I want to close by saying thank you again to my Kuwaiti counterparts for their hospitality and their continued commitment to our deep-rooted relationship. Together we’re making this region and the world more secure and delivering tangible benefits to the people of Kuwait and to the United States. Thank you. (Applause.)
QUESTION: Hello. Thank you, Mr. Minister, for welcoming us. I’m Edward Wong from The New York Times. I have one question for each of the leaders here.
Mr. Minister, I know that one of the big issues between the United States and the Gulf states is the United States’s desire to have the Gulf states be supportive of the upcoming peace plan that they will unveil in Israel. So I’d like to ask: What is your take on the status of Jerusalem right now and on the United States position on that? And what would you like to see in the upcoming peace plan on Israel?
And Mr. Secretary, I’d like to ask: What is the United States policy and position on the West Bank and the Golan Heights? Is – are these territories occupied by Israel or are they not occupied by Israel? Thank you.
SECRETARY POMPEO: Sure, I’ll go first. To answer your question, there’s been no change in U.S. policy with respect to the question that you asked.
QUESTION: (Via interpreter) Good morning. (Inaudible)* Kuwaiti Magazine. After signing the agreements, I would like to ask a question to Secretary of State Mike Pompeo: Every year, several reports are elaborated by the Secretary of State in the United States, and several reports criticize Kuwait. How these – how are these reports elaborated?
I am going to ask this question to both ministers: You were in Qatar lately. What can you tell us about solving the Gulf crisis? Thank you.
SECRETARY POMPEO: Let me – may I proceed? So let me try and answer the second question first, and then I’ll come back to the first one.
So we spoke a great deal today about the rift between the Gulf countries. We are all working to find a solution. It’s not in the best interests of the region, it’s not in the best interests of the world. We need the Gulf countries all working together on the complex set of challenges that face each of them.

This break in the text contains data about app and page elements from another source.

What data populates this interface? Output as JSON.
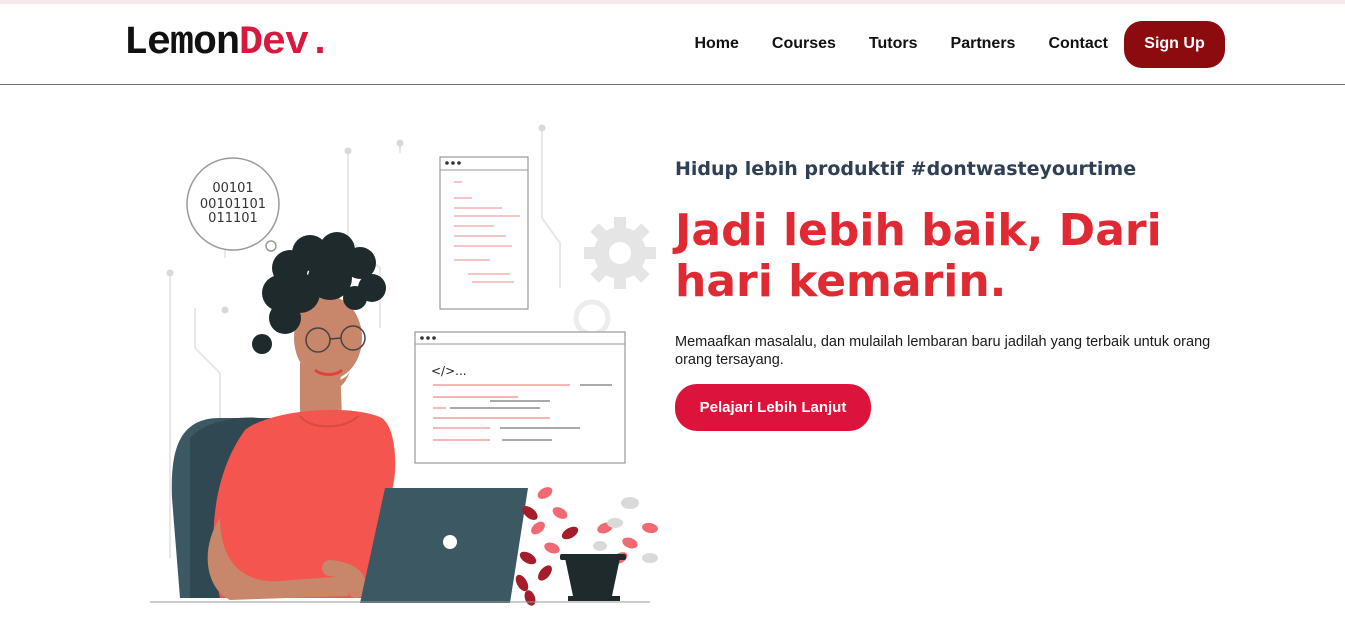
{
  "brand": {
    "name_part1": "Lemon",
    "name_part2": "Dev",
    "dot": ".",
    "accent": "#d7193f"
  },
  "nav": {
    "links": [
      "Home",
      "Courses",
      "Tutors",
      "Partners",
      "Contact"
    ],
    "signup_label": "Sign Up",
    "signup_color": "#8c0b0f"
  },
  "hero": {
    "tagline": "Hidup lebih produktif #dontwasteyourtime",
    "headline": "Jadi lebih baik, Dari hari kemarin.",
    "description": "Memaafkan masalalu, dan mulailah lembaran baru jadilah yang terbaik untuk orang orang tersayang.",
    "cta_label": "Pelajari Lebih Lanjut",
    "cta_color": "#dc143c",
    "headline_color": "#e02a33"
  },
  "illustration": {
    "binary_lines": [
      "00101",
      "00101101",
      "011101"
    ],
    "code_tag": "</>...",
    "icon": "developer-at-laptop"
  }
}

As I think I’ve said repeatedly, the United States is a force for good in the region. We are working to help those countries find a set of common ground. We all have the same set of threats: the threats from al-Qaida and from ISIS, the threat from the Islamic Republic of Iran. And we all are working diligently to find a path forward so that the rift between those countries can be resolved.
You asked a question about the reports. I’m not sure precisely which reports you’re referring to. If it’s the Human Rights Report that was issued this past week or the week before, each year the State Department prepares a report. It is designed to be a factual report that identifies places where we have concerns about human rights. We do that broadly. We do that for our friends, for our adversaries. It is an attempt for us to document those things that we observe where we hope countries can continue to do better. We – I know we had comments about many countries in this region. In each case, we work alongside, especially countries like Kuwait, to help find paths forward that reduce that risk.